Due to his height (less than 152 cm), Watanabe was not drafted into World War II but contributed by training military horses. His eldest and second sons were drafted, with the latter dying in action in Okinawa in 1945. Post-war, Watanabe served on the assembly of Kawase Village (now Kumakōgen Town) from 1947 to 1951. He farmed wheat, sugar cane, and rice until he was 95.

On his 100th birthday, Watanabe’s six children, including his eldest son at 78, gathered to celebrate. By then, he had 16 grandchildren, around 40 great-grandchildren, and many great-great-grandchildren. Even at 100, he could still mow rice fields. Though his hearing had declined, he could read and write well and enjoyed watching the news. He lived without major illnesses and enjoyed drinking white wine.

At the age of 100. (Source: Ehime Shimbun)

At the age of 100.
(Source: Ehime Shimbun)

Following the death of Hisashi Ōmasa of Matsumae Town on 20 February 2008, at the age of 108, Watanabe became the oldest living man in Ehime Prefecture.

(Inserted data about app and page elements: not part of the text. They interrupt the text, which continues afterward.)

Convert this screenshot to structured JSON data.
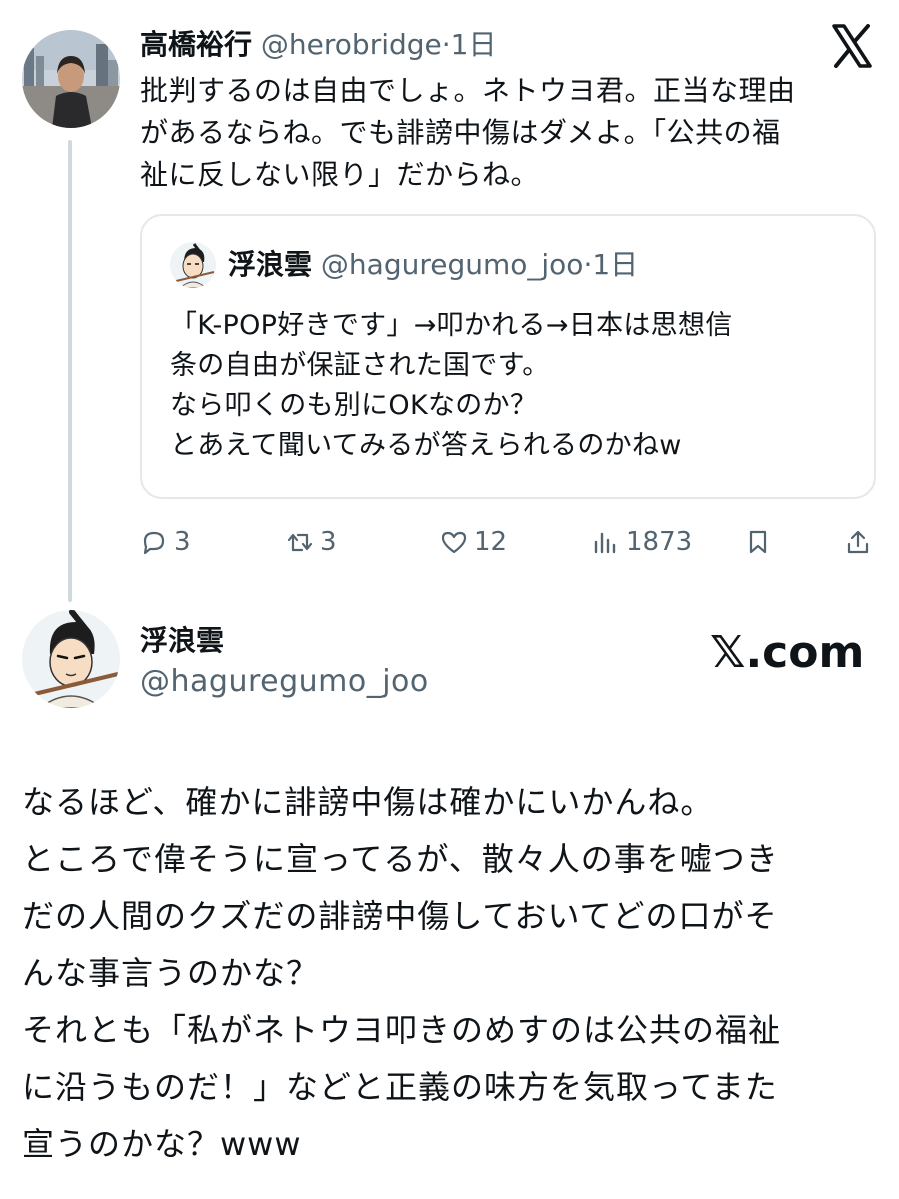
{
  "tweet1": {
    "name": "高橋裕行",
    "handle": "@herobridge",
    "time": "·1日",
    "body_lines": [
      "批判するのは自由でしょ。ネトウヨ君。正当な理由",
      "があるならね。でも誹謗中傷はダメよ。「公共の福",
      "祉に反しない限り」だからね。"
    ],
    "stats": {
      "replies": "3",
      "retweets": "3",
      "likes": "12",
      "views": "1873"
    }
  },
  "quote": {
    "name": "浮浪雲",
    "handle": "@haguregumo_joo",
    "time": "·1日",
    "body_lines": [
      "「K-POP好きです」→叩かれる→日本は思想信",
      "条の自由が保証された国です。",
      "なら叩くのも別にOKなのか？",
      "とあえて聞いてみるが答えられるのかねw"
    ]
  },
  "tweet2": {
    "name": "浮浪雲",
    "handle": "@haguregumo_joo",
    "body_lines": [
      "なるほど、確かに誹謗中傷は確かにいかんね。",
      "ところで偉そうに宣ってるが、散々人の事を嘘つき",
      "だの人間のクズだの誹謗中傷しておいてどの口がそ",
      "んな事言うのかな？",
      "それとも「私がネトウヨ叩きのめすのは公共の福祉",
      "に沿うものだ！」などと正義の味方を気取ってまた",
      "宣うのかな？www"
    ]
  },
  "branding": {
    "xcom": "𝕏.com"
  },
  "icons": {
    "x_logo": "x-logo-icon",
    "reply": "reply-icon",
    "retweet": "retweet-icon",
    "like": "heart-icon",
    "views": "views-icon",
    "bookmark": "bookmark-icon",
    "share": "share-icon"
  },
  "colors": {
    "secondary_text": "#536471",
    "border": "#e3e8eb",
    "thread_line": "#cfd9de"
  }
}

As of September 2009, he was the fourth-oldest living man in Japan, behind Jiroemon KimuraEisaku Yamazaki, and Kiyotoshi Inoue.

Watanabe passed away on 6 February 2010, at a hospital in Kumakōgen due to pneumonia, at the age of 110 years, 56 days.

LongeviQuest congratulates Tokio Watanabe’s family on her posthumous recognition.

For more information, please view Mr. Watanabe’s Directory Profile here.